So, when does it all end? Over the millennia, people have wrestled with an answer. Predictions were replete with times and dates, and often fueled by apocalyptic fervor, antisemitism, or charismatic — if not psychotic — seers. It could be fairly argued that Paul and John both believed the end would come in their lifetimes or very soon after (though neither stated this clearly). The first announced prediction came about 160 years after Christ’s death when Hippolytus in ~ 195 AD picked 500 AD as the return. Since then, the hits just keep on coming. Hilary of Poitiers, Martin of Tours, Gregory of Tours, scores of religious leaders at the turn of the millennium (1000, 1700, 1800, 1900), Pope Innocent III, Joachim of Fiore, the painter Botticelli, radical reformer Thomas Müntzer, and many others all claimed to know when the Lord was coming again. Even Martin Luther insisted the return would happen no later than 1600.
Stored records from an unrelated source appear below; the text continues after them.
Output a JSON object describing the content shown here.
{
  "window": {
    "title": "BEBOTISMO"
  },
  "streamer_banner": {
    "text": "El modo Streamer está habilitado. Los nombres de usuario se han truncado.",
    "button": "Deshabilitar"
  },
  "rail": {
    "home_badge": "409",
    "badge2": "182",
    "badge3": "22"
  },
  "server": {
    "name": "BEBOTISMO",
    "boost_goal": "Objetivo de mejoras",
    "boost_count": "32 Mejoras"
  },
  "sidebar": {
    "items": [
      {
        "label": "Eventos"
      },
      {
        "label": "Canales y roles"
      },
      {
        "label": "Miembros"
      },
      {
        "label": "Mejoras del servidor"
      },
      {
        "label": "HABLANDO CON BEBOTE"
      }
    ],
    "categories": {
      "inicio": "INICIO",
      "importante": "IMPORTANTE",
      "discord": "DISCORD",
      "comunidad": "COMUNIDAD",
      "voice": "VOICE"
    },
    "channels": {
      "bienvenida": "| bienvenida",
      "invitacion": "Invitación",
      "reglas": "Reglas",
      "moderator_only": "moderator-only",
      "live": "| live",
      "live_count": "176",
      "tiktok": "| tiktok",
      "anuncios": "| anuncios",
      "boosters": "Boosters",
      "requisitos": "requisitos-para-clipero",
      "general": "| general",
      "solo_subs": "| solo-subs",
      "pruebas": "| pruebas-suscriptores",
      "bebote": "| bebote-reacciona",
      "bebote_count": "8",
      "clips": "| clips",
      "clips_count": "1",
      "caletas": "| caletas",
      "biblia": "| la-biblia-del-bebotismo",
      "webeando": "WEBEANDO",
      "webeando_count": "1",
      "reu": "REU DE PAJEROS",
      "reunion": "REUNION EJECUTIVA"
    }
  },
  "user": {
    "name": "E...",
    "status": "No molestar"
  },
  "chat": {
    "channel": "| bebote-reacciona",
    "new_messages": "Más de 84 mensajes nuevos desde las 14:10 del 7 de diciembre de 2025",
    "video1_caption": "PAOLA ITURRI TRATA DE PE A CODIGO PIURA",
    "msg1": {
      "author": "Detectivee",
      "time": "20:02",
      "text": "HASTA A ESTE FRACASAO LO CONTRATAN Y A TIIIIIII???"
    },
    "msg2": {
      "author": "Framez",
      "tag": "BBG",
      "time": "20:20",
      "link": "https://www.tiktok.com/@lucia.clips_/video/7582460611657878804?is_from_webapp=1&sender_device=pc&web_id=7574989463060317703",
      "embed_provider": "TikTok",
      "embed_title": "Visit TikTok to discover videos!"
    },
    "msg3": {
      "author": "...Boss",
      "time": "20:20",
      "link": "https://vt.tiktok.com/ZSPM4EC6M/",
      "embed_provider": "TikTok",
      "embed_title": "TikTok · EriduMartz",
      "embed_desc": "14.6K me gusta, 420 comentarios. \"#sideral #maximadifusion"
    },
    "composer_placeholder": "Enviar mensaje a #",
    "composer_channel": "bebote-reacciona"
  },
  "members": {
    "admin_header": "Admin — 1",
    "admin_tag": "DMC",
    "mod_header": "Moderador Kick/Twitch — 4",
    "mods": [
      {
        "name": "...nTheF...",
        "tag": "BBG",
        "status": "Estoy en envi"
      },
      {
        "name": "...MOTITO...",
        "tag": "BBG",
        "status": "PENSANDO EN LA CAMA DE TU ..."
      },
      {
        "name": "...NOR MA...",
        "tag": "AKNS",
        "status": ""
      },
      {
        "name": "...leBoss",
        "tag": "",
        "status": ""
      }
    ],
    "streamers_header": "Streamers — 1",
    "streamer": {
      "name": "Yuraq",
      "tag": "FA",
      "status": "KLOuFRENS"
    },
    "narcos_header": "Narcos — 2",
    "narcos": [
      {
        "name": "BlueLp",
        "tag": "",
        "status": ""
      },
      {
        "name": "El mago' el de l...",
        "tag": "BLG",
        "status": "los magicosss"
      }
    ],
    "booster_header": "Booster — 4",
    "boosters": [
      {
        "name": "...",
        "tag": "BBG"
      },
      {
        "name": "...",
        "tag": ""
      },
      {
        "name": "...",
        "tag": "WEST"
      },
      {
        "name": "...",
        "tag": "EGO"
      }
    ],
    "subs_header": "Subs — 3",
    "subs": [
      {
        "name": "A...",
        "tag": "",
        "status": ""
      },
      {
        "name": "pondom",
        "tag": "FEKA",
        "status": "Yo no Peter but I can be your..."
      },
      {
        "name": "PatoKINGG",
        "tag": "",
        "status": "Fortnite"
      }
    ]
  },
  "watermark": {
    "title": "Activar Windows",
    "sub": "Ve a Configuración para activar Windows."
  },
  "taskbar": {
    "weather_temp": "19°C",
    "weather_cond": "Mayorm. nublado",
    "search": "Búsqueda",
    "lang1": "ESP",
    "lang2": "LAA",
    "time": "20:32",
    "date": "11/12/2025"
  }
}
The most famous example of the 19th century was the case of William Miller. The Millerites expected the second coming to occur on April 28, 1843, or at the end of 1843. Didn’t happen. So, they recalculated. After Christ did not return on March 21, 1844, the Millerites recalculated yet again and came up with October 22. Ultimately, the disheartened group realized that they had absolutely no idea when the second coming would occur, and the associated depression was known as the Great Disappointment.
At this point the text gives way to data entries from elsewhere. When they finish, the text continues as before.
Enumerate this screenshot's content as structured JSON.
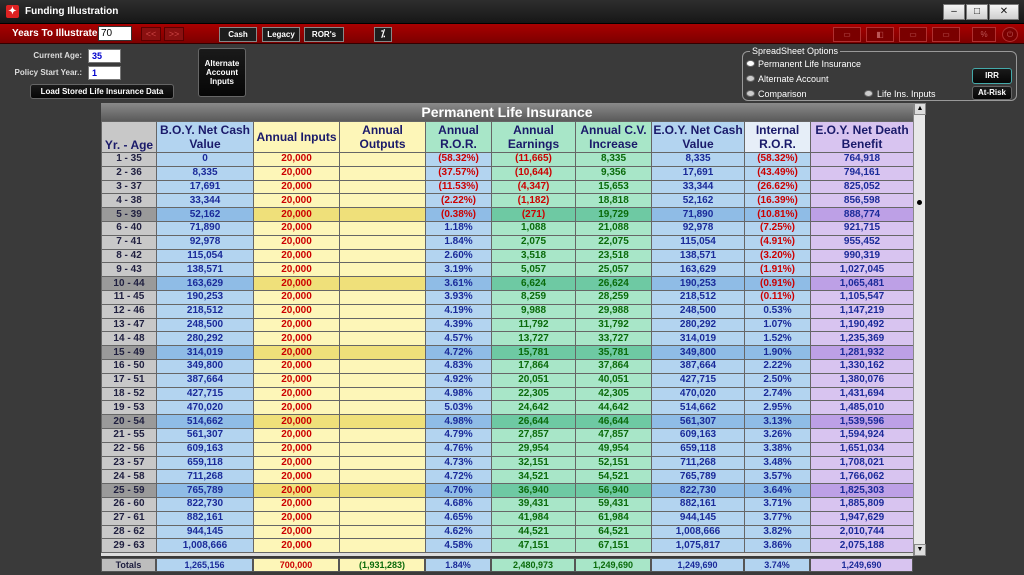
{
  "window": {
    "title": "Funding Illustration",
    "app_icon": "app-logo-icon",
    "min": "–",
    "max": "□",
    "close": "✕"
  },
  "toolbar": {
    "years_label": "Years To Illustrate:",
    "years_value": "70",
    "prev_label": "<<",
    "next_label": ">>",
    "cash_label": "Cash",
    "legacy_label": "Legacy",
    "rors_label": "ROR's",
    "calc_icon_glyph": "⁒",
    "dim_buttons": [
      "▭",
      "◧",
      "▭",
      "▭"
    ],
    "percent_label": "%",
    "power_glyph": "⏻"
  },
  "inputs": {
    "current_age_label": "Current Age:",
    "current_age_value": "35",
    "policy_start_label": "Policy Start Year.:",
    "policy_start_value": "1",
    "load_button": "Load Stored Life Insurance Data",
    "alt_account_button": "Alternate Account Inputs"
  },
  "spreadsheet_options": {
    "title": "SpreadSheet Options",
    "options": [
      "Permanent Life Insurance",
      "Alternate Account",
      "Comparison",
      "Life Ins. Inputs"
    ],
    "irr_button": "IRR",
    "atrisk_button": "At-Risk"
  },
  "grid": {
    "title": "Permanent Life Insurance",
    "columns": [
      "Yr. - Age",
      "B.O.Y. Net Cash Value",
      "Annual Inputs",
      "Annual Outputs",
      "Annual R.O.R.",
      "Annual Earnings",
      "Annual C.V. Increase",
      "E.O.Y. Net Cash Value",
      "Internal R.O.R.",
      "E.O.Y. Net Death Benefit"
    ],
    "rows": [
      [
        "1 - 35",
        "0",
        "20,000",
        "",
        "(58.32%)",
        "(11,665)",
        "8,335",
        "8,335",
        "(58.32%)",
        "764,918"
      ],
      [
        "2 - 36",
        "8,335",
        "20,000",
        "",
        "(37.57%)",
        "(10,644)",
        "9,356",
        "17,691",
        "(43.49%)",
        "794,161"
      ],
      [
        "3 - 37",
        "17,691",
        "20,000",
        "",
        "(11.53%)",
        "(4,347)",
        "15,653",
        "33,344",
        "(26.62%)",
        "825,052"
      ],
      [
        "4 - 38",
        "33,344",
        "20,000",
        "",
        "(2.22%)",
        "(1,182)",
        "18,818",
        "52,162",
        "(16.39%)",
        "856,598"
      ],
      [
        "5 - 39",
        "52,162",
        "20,000",
        "",
        "(0.38%)",
        "(271)",
        "19,729",
        "71,890",
        "(10.81%)",
        "888,774"
      ],
      [
        "6 - 40",
        "71,890",
        "20,000",
        "",
        "1.18%",
        "1,088",
        "21,088",
        "92,978",
        "(7.25%)",
        "921,715"
      ],
      [
        "7 - 41",
        "92,978",
        "20,000",
        "",
        "1.84%",
        "2,075",
        "22,075",
        "115,054",
        "(4.91%)",
        "955,452"
      ],
      [
        "8 - 42",
        "115,054",
        "20,000",
        "",
        "2.60%",
        "3,518",
        "23,518",
        "138,571",
        "(3.20%)",
        "990,319"
      ],
      [
        "9 - 43",
        "138,571",
        "20,000",
        "",
        "3.19%",
        "5,057",
        "25,057",
        "163,629",
        "(1.91%)",
        "1,027,045"
      ],
      [
        "10 - 44",
        "163,629",
        "20,000",
        "",
        "3.61%",
        "6,624",
        "26,624",
        "190,253",
        "(0.91%)",
        "1,065,481"
      ],
      [
        "11 - 45",
        "190,253",
        "20,000",
        "",
        "3.93%",
        "8,259",
        "28,259",
        "218,512",
        "(0.11%)",
        "1,105,547"
      ],
      [
        "12 - 46",
        "218,512",
        "20,000",
        "",
        "4.19%",
        "9,988",
        "29,988",
        "248,500",
        "0.53%",
        "1,147,219"
      ],
      [
        "13 - 47",
        "248,500",
        "20,000",
        "",
        "4.39%",
        "11,792",
        "31,792",
        "280,292",
        "1.07%",
        "1,190,492"
      ],
      [
        "14 - 48",
        "280,292",
        "20,000",
        "",
        "4.57%",
        "13,727",
        "33,727",
        "314,019",
        "1.52%",
        "1,235,369"
      ],
      [
        "15 - 49",
        "314,019",
        "20,000",
        "",
        "4.72%",
        "15,781",
        "35,781",
        "349,800",
        "1.90%",
        "1,281,932"
      ],
      [
        "16 - 50",
        "349,800",
        "20,000",
        "",
        "4.83%",
        "17,864",
        "37,864",
        "387,664",
        "2.22%",
        "1,330,162"
      ],
      [
        "17 - 51",
        "387,664",
        "20,000",
        "",
        "4.92%",
        "20,051",
        "40,051",
        "427,715",
        "2.50%",
        "1,380,076"
      ],
      [
        "18 - 52",
        "427,715",
        "20,000",
        "",
        "4.98%",
        "22,305",
        "42,305",
        "470,020",
        "2.74%",
        "1,431,694"
      ],
      [
        "19 - 53",
        "470,020",
        "20,000",
        "",
        "5.03%",
        "24,642",
        "44,642",
        "514,662",
        "2.95%",
        "1,485,010"
      ],
      [
        "20 - 54",
        "514,662",
        "20,000",
        "",
        "4.98%",
        "26,644",
        "46,644",
        "561,307",
        "3.13%",
        "1,539,596"
      ],
      [
        "21 - 55",
        "561,307",
        "20,000",
        "",
        "4.79%",
        "27,857",
        "47,857",
        "609,163",
        "3.26%",
        "1,594,924"
      ],
      [
        "22 - 56",
        "609,163",
        "20,000",
        "",
        "4.76%",
        "29,954",
        "49,954",
        "659,118",
        "3.38%",
        "1,651,034"
      ],
      [
        "23 - 57",
        "659,118",
        "20,000",
        "",
        "4.73%",
        "32,151",
        "52,151",
        "711,268",
        "3.48%",
        "1,708,021"
      ],
      [
        "24 - 58",
        "711,268",
        "20,000",
        "",
        "4.72%",
        "34,521",
        "54,521",
        "765,789",
        "3.57%",
        "1,766,062"
      ],
      [
        "25 - 59",
        "765,789",
        "20,000",
        "",
        "4.70%",
        "36,940",
        "56,940",
        "822,730",
        "3.64%",
        "1,825,303"
      ],
      [
        "26 - 60",
        "822,730",
        "20,000",
        "",
        "4.68%",
        "39,431",
        "59,431",
        "882,161",
        "3.71%",
        "1,885,809"
      ],
      [
        "27 - 61",
        "882,161",
        "20,000",
        "",
        "4.65%",
        "41,984",
        "61,984",
        "944,145",
        "3.77%",
        "1,947,629"
      ],
      [
        "28 - 62",
        "944,145",
        "20,000",
        "",
        "4.62%",
        "44,521",
        "64,521",
        "1,008,666",
        "3.82%",
        "2,010,744"
      ],
      [
        "29 - 63",
        "1,008,666",
        "20,000",
        "",
        "4.58%",
        "47,151",
        "67,151",
        "1,075,817",
        "3.86%",
        "2,075,188"
      ]
    ],
    "highlight_rows": [
      4,
      9,
      14,
      19,
      24
    ],
    "totals": [
      "Totals",
      "1,265,156",
      "700,000",
      "(1,931,283)",
      "1.84%",
      "2,480,973",
      "1,249,690",
      "1,249,690",
      "3.74%",
      "1,249,690"
    ]
  },
  "colors": {
    "blue": "#b3d4f0",
    "blue_hl": "#8fbce6",
    "yellow": "#fdf6b8",
    "yellow_hl": "#efe07a",
    "green": "#a8e6c8",
    "green_hl": "#6ec9a3",
    "purple": "#d8c4f0",
    "purple_hl": "#bda0e6",
    "red_text": "#cc0000",
    "blue_text": "#1a2a99",
    "green_text": "#0a6a0a",
    "title_red": "#a90000"
  }
}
But 19th century idlers and busybodies, to use the apostle’s language, were mere ripples in the apocalyptic sea compared to the typhoons of catastrophe envisioned by the soothsayers of the 20th century — Herbert W. Armstrong, Pat Robertson, Jeane Dixon, Hal Lindsey, Chuck Smith, and Harold Camping, to name a few. All of them, like the Millerites, took several stabs at it before giving up or being forced to quit because they died.
What’s a fine, upstanding Christian to do as these end times keep going on and on? Sometimes it’s so obvious that we can’t see it staring at us. To live in vigilance means that Christians must do the tasks they have been assigned to do, like the 10 bridesmaids or the three servants.
According to Matthew’s gospel, those tasks include:
- bearing witness to God’s kingdom by welcoming the stranger (vv. 31-46),
- feeding the hungry (vv. 31-46),
- visiting the sick and imprisoned (vv. 31-46), and
- making disciples in all the world (28:19-20).
It’s all there. In the same chapter. Do these four things — actions that could fall under the category of loving one’s neighbor — and you can be assured that when the Lord comes, there will be oil in your lamps.
No one will catch you napping. You will not be embarrassed before your Lord or your neighbors. No instant karma for you.
Rather, you will hear the bridegroom say, “Come, you that are blessed by my Father, inherit the kingdom prepared for you from the foundation of the world” (v. 34). Amen.